June 15, 1996
By PAUL DAVENPORT
PHOENIX — For decades, Arizonans boasted of clean air and political clout. The air is dirtier now and so is the state’s political image.
The indictment of Republican Gov. Fife Symington marks the second time in less than nine years that an Arizona governor has faced criminal charges. During that period, two U.S. senators were ensnared in the Charles Keating Jr. savings and loan scandal. A bribery sting cost seven state legislators their seats, and put five behind bars.
“For Arizonans to have the leader of our state now indicted is embarrassing. It does hurt,” said Bruce Merrill, a veteran pollster and political analyst who teaches at Arizona State University.
Money — borrowed, contributed, stolen or taken as bribes — figured in all the scandals, which involved Republicans and Democrats.
Symington was indicted Thursday on 23 federal felony counts accusing him of lying to lenders and using his office to attempt to pressure a lender into releasing him from a loan guarantee. The indictment followed a September bankruptcy filing seeking protection from nearly $25 million in debts from his failed real estate business.
The turmoil has been a dramatic turnaround from the 1970s and early 1980s when Arizona’s political establishment was topped by a stable congressional delegation.
Now there’s concern among Arizona leaders that the scandals of the last decade might have a lasting impact on a state where the population has more than doubled since 1970.
“If you do any traveling, the first thing you hear is about the political instability of the state,” said Paul Eckstein, a co-prosecutor during former Republican Gov. Evan Mecham’s impeachment trial.
Symington’s indictment will be viewed “as a continuation of many of the problems we’ve had in our political structure,” said Mark DeMichele, chairman of the Greater Phoenix Economic Council and head of Arizona Public Service, the state’s largest utility.
Mecham, an outspoken conservative, was acquitted of criminal charges that he falsified campaign finance statements, but was convicted of impeachment charges of misusing $80,000 given to him by supporters, and obstruction of justice. He was removed from office in 1988.
Three years later, the “AzScam” sting resulted in indictments against 21 people, including seven legislators who accepted cash from an undercover agent posing as a crooked lobbyist. Six resigned from the Legislature and the seventh was removed.

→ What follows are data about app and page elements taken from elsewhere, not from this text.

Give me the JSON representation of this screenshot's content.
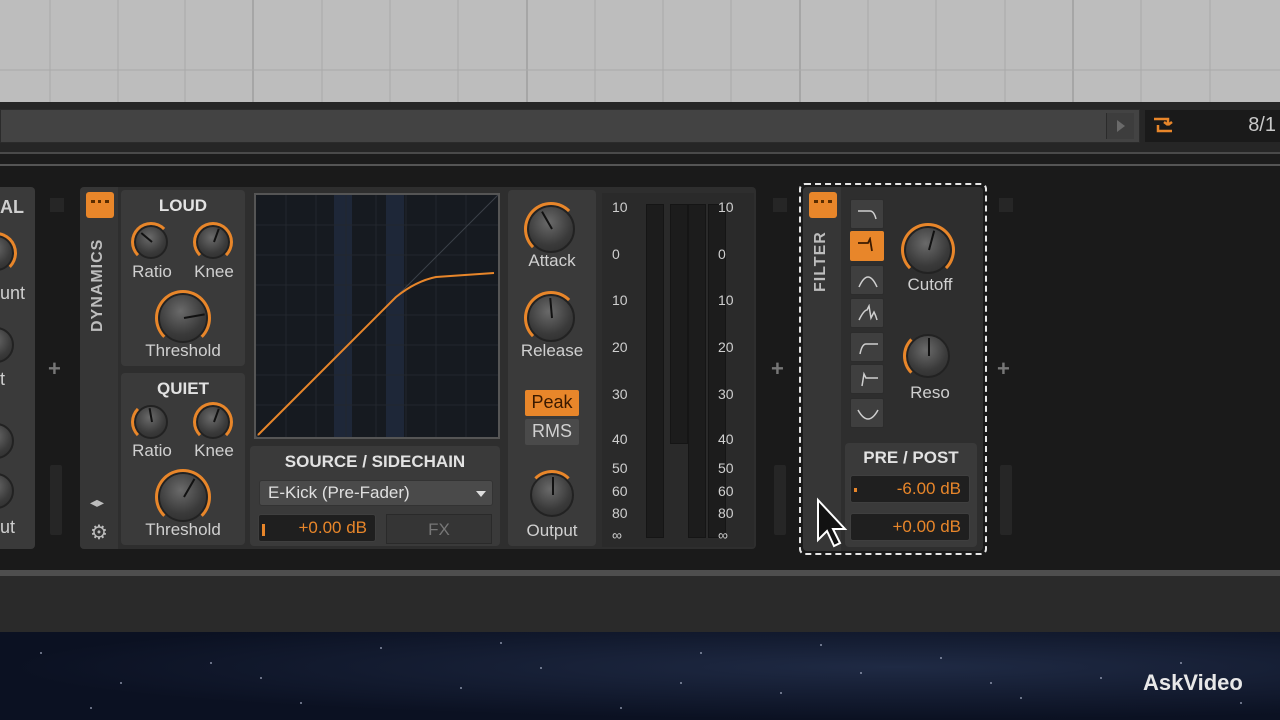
{
  "transport": {
    "position": "8/1"
  },
  "prev_device": {
    "labels": [
      "AL",
      "unt",
      "t",
      "ut"
    ]
  },
  "dynamics": {
    "title": "DYNAMICS",
    "loud": {
      "title": "LOUD",
      "ratio_label": "Ratio",
      "knee_label": "Knee",
      "threshold_label": "Threshold"
    },
    "quiet": {
      "title": "QUIET",
      "ratio_label": "Ratio",
      "knee_label": "Knee",
      "threshold_label": "Threshold"
    },
    "sidechain": {
      "title": "SOURCE / SIDECHAIN",
      "source": "E-Kick (Pre-Fader)",
      "gain": "+0.00 dB",
      "fx_label": "FX"
    },
    "attack_label": "Attack",
    "release_label": "Release",
    "output_label": "Output",
    "detect_modes": {
      "peak": "Peak",
      "rms": "RMS",
      "active": "Peak"
    },
    "meter_scale": [
      "10",
      "0",
      "10",
      "20",
      "30",
      "40",
      "50",
      "60",
      "80",
      "∞"
    ]
  },
  "filter": {
    "title": "FILTER",
    "cutoff_label": "Cutoff",
    "reso_label": "Reso",
    "prepost": {
      "title": "PRE / POST",
      "pre_gain": "-6.00 dB",
      "post_gain": "+0.00 dB"
    },
    "types": [
      "lowpass-1-icon",
      "lowpass-2-icon",
      "bandpass-icon",
      "bandpass-peak-icon",
      "highpass-1-icon",
      "highpass-2-icon",
      "notch-icon"
    ],
    "active_type": 1
  },
  "watermark": "AskVideo",
  "colors": {
    "accent": "#e8862a",
    "panel": "#2e2e2e",
    "text": "#d0d0d0"
  }
}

Also in 1991, Republican Sens. Dennis DeConcini and John McCain were among five U.S. senators dubbed the “Keating Five” for their ties to the now-imprisoned financier. The Senate Ethics Committee rebuked DeConcini for his intervention with regulators on behalf of Keating and criticized McCain for “showing poor judgment.” Both Arizonans returned large campaign contributions they received from Keating and his associates.
Merrill believes much of the political turmoil can be traced to a “Gold Rush” environment that has attracted people from all over the country seeking fame and fortune.
“It’s kind of a land of new opportunity,” he said. “We’re attracting developers, guys who shoot from the hip, guys looking for a new start.”